= Beginning of Section =

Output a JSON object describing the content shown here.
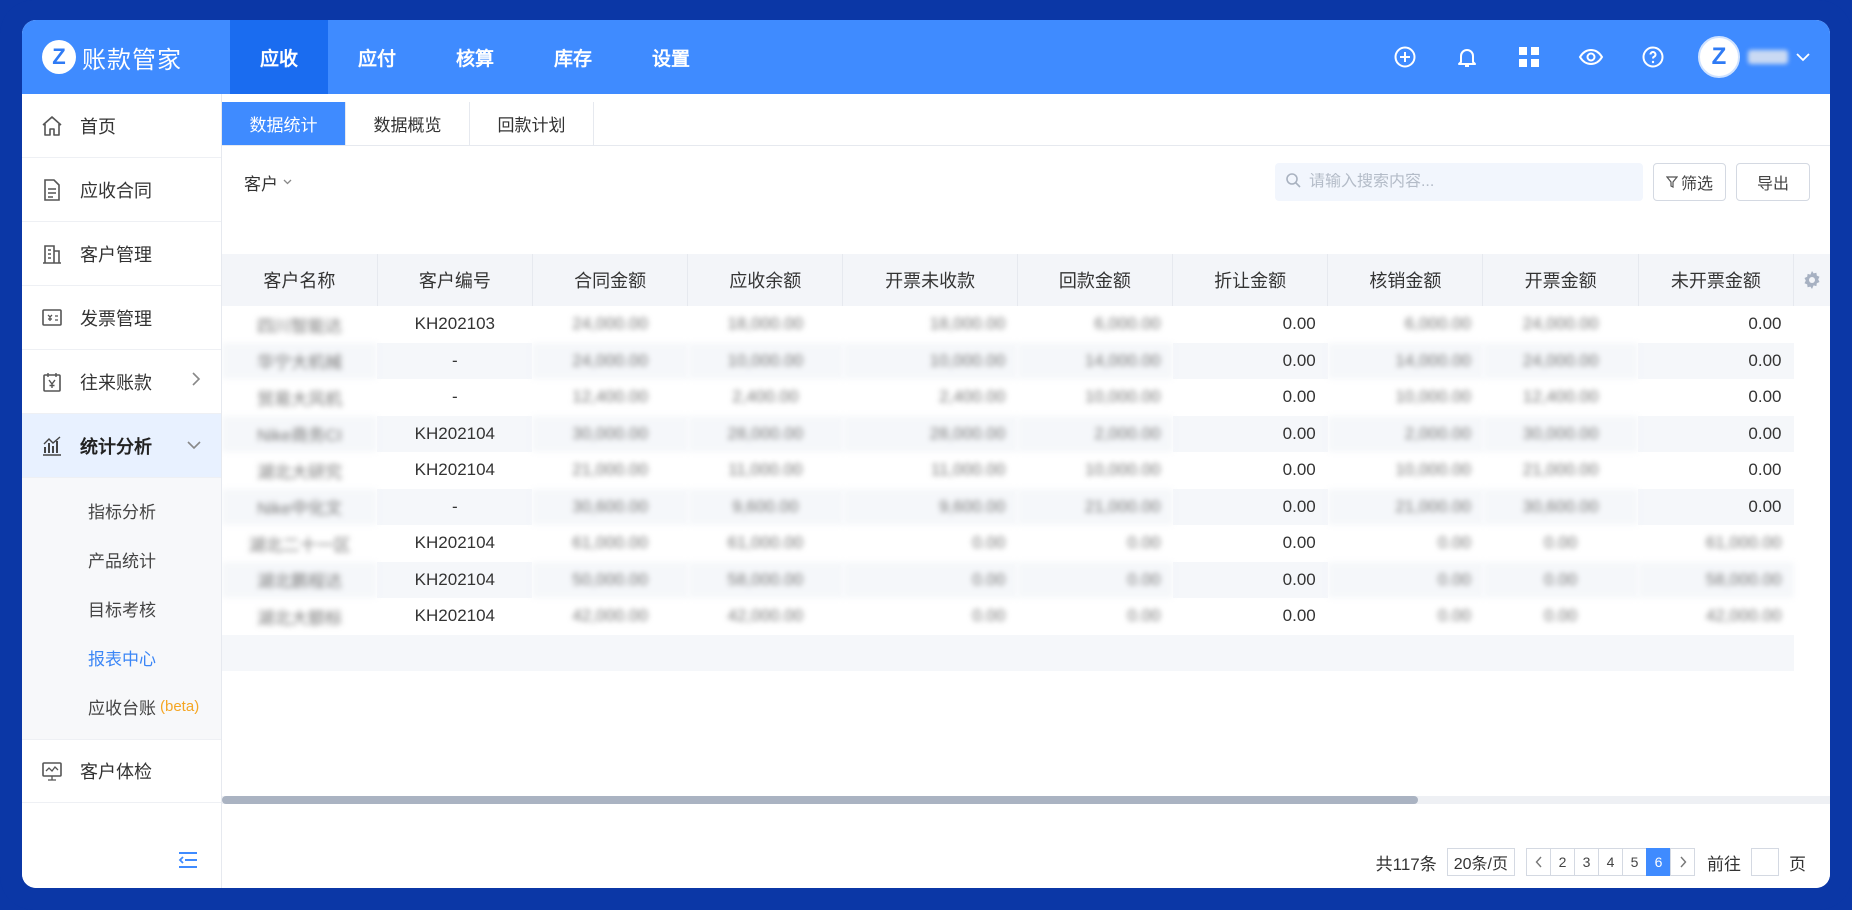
{
  "app": {
    "logo_letter": "Z",
    "title": "账款管家"
  },
  "nav": [
    {
      "label": "应收",
      "active": true
    },
    {
      "label": "应付"
    },
    {
      "label": "核算"
    },
    {
      "label": "库存"
    },
    {
      "label": "设置"
    }
  ],
  "user": {
    "avatar_letter": "Z"
  },
  "sidebar": {
    "items": [
      {
        "label": "首页",
        "icon": "home-icon"
      },
      {
        "label": "应收合同",
        "icon": "document-icon"
      },
      {
        "label": "客户管理",
        "icon": "building-icon"
      },
      {
        "label": "发票管理",
        "icon": "invoice-icon"
      },
      {
        "label": "往来账款",
        "icon": "yen-icon"
      },
      {
        "label": "统计分析",
        "icon": "chart-icon"
      }
    ],
    "sub_items": [
      {
        "label": "指标分析"
      },
      {
        "label": "产品统计"
      },
      {
        "label": "目标考核"
      },
      {
        "label": "报表中心",
        "active": true
      },
      {
        "label": "应收台账",
        "badge": "(beta)"
      }
    ],
    "bottom_item": {
      "label": "客户体检",
      "icon": "monitor-icon"
    }
  },
  "subtabs": [
    {
      "label": "数据统计",
      "active": true
    },
    {
      "label": "数据概览"
    },
    {
      "label": "回款计划"
    }
  ],
  "toolbar": {
    "filter_label": "客户",
    "search_placeholder": "请输入搜索内容...",
    "filter_button": "筛选",
    "export_button": "导出"
  },
  "table": {
    "columns": [
      "客户名称",
      "客户编号",
      "合同金额",
      "应收余额",
      "开票未收款",
      "回款金额",
      "折让金额",
      "核销金额",
      "开票金额",
      "未开票金额"
    ],
    "rows": [
      [
        "四川智能达",
        "KH202103",
        "24,000.00",
        "18,000.00",
        "18,000.00",
        "6,000.00",
        "0.00",
        "6,000.00",
        "24,000.00",
        "0.00"
      ],
      [
        "华宁大机械",
        "-",
        "24,000.00",
        "10,000.00",
        "10,000.00",
        "14,000.00",
        "0.00",
        "14,000.00",
        "24,000.00",
        "0.00"
      ],
      [
        "贸易大风机",
        "-",
        "12,400.00",
        "2,400.00",
        "2,400.00",
        "10,000.00",
        "0.00",
        "10,000.00",
        "12,400.00",
        "0.00"
      ],
      [
        "Nike商务CI",
        "KH202104",
        "30,000.00",
        "28,000.00",
        "28,000.00",
        "2,000.00",
        "0.00",
        "2,000.00",
        "30,000.00",
        "0.00"
      ],
      [
        "湖北大研究",
        "KH202104",
        "21,000.00",
        "11,000.00",
        "11,000.00",
        "10,000.00",
        "0.00",
        "10,000.00",
        "21,000.00",
        "0.00"
      ],
      [
        "Nike中化文",
        "-",
        "30,600.00",
        "9,600.00",
        "9,600.00",
        "21,000.00",
        "0.00",
        "21,000.00",
        "30,600.00",
        "0.00"
      ],
      [
        "湖北二十一区",
        "KH202104",
        "61,000.00",
        "61,000.00",
        "0.00",
        "0.00",
        "0.00",
        "0.00",
        "0.00",
        "61,000.00"
      ],
      [
        "湖北鹏程达",
        "KH202104",
        "50,000.00",
        "58,000.00",
        "0.00",
        "0.00",
        "0.00",
        "0.00",
        "0.00",
        "58,000.00"
      ],
      [
        "湖北大额标",
        "KH202104",
        "42,000.00",
        "42,000.00",
        "0.00",
        "0.00",
        "0.00",
        "0.00",
        "0.00",
        "42,000.00"
      ]
    ]
  },
  "pagination": {
    "total": "共117条",
    "page_size": "20条/页",
    "pages": [
      "2",
      "3",
      "4",
      "5",
      "6"
    ],
    "current_page": "6",
    "goto_label": "前往",
    "page_suffix": "页"
  }
}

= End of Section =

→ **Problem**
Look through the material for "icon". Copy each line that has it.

→ **Solution for this task**
        "icon": "home-icon"
        "icon": "document-icon"
        "icon": "building-icon"
        "icon": "invoice-icon"
        "icon": "yen-icon"
        "icon": "chart-icon"
      "icon": "monitor-icon"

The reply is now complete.